**** INPUT MATERIAL ****
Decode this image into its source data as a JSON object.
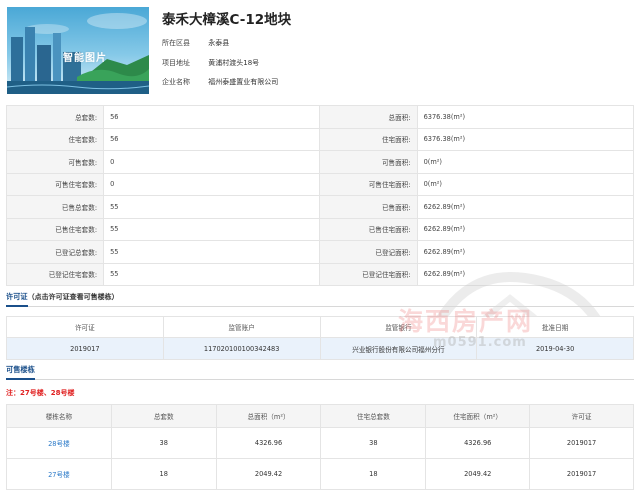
{
  "project": {
    "title": "泰禾大樟溪C-12地块",
    "thumb_logo": "智能图片",
    "info": [
      {
        "label": "所在区县",
        "value": "永泰县"
      },
      {
        "label": "项目地址",
        "value": "黄浦村渡头18号"
      },
      {
        "label": "企业名称",
        "value": "福州泰盛置业有限公司"
      }
    ]
  },
  "stats": [
    {
      "l1": "总套数:",
      "v1": "56",
      "l2": "总面积:",
      "v2": "6376.38(m²)"
    },
    {
      "l1": "住宅套数:",
      "v1": "56",
      "l2": "住宅面积:",
      "v2": "6376.38(m²)"
    },
    {
      "l1": "可售套数:",
      "v1": "0",
      "l2": "可售面积:",
      "v2": "0(m²)"
    },
    {
      "l1": "可售住宅套数:",
      "v1": "0",
      "l2": "可售住宅面积:",
      "v2": "0(m²)"
    },
    {
      "l1": "已售总套数:",
      "v1": "55",
      "l2": "已售面积:",
      "v2": "6262.89(m²)"
    },
    {
      "l1": "已售住宅套数:",
      "v1": "55",
      "l2": "已售住宅面积:",
      "v2": "6262.89(m²)"
    },
    {
      "l1": "已登记总套数:",
      "v1": "55",
      "l2": "已登记面积:",
      "v2": "6262.89(m²)"
    },
    {
      "l1": "已登记住宅套数:",
      "v1": "55",
      "l2": "已登记住宅面积:",
      "v2": "6262.89(m²)"
    }
  ],
  "permit_section": {
    "heading": "许可证",
    "hint": "（点击许可证查看可售楼栋）",
    "headers": [
      "许可证",
      "监管账户",
      "监管银行",
      "批准日期"
    ],
    "rows": [
      [
        "2019017",
        "117020100100342483",
        "兴业银行股份有限公司福州分行",
        "2019-04-30"
      ]
    ]
  },
  "watermark": {
    "text": "海西房产网",
    "sub": "m0591.com"
  },
  "buildings_section": {
    "heading": "可售楼栋",
    "note": "注：27号楼、28号楼",
    "headers": [
      "楼栋名称",
      "总套数",
      "总面积（m²）",
      "住宅总套数",
      "住宅面积（m²）",
      "许可证"
    ],
    "rows": [
      [
        "28号楼",
        "38",
        "4326.96",
        "38",
        "4326.96",
        "2019017"
      ],
      [
        "27号楼",
        "18",
        "2049.42",
        "18",
        "2049.42",
        "2019017"
      ]
    ]
  }
}
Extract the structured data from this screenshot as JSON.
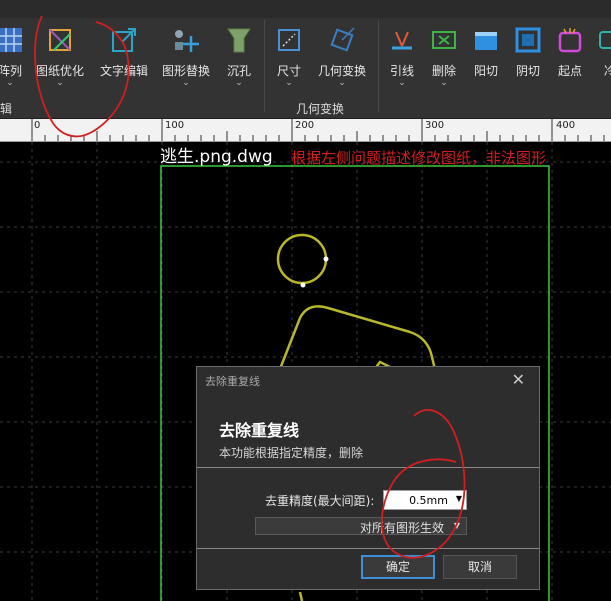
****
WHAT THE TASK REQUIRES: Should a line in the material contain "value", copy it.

EXPECTED ANSWER:
        "value": "永泰县"
        "value": "黄浦村渡头18号"
        "value": "福州泰盛置业有限公司"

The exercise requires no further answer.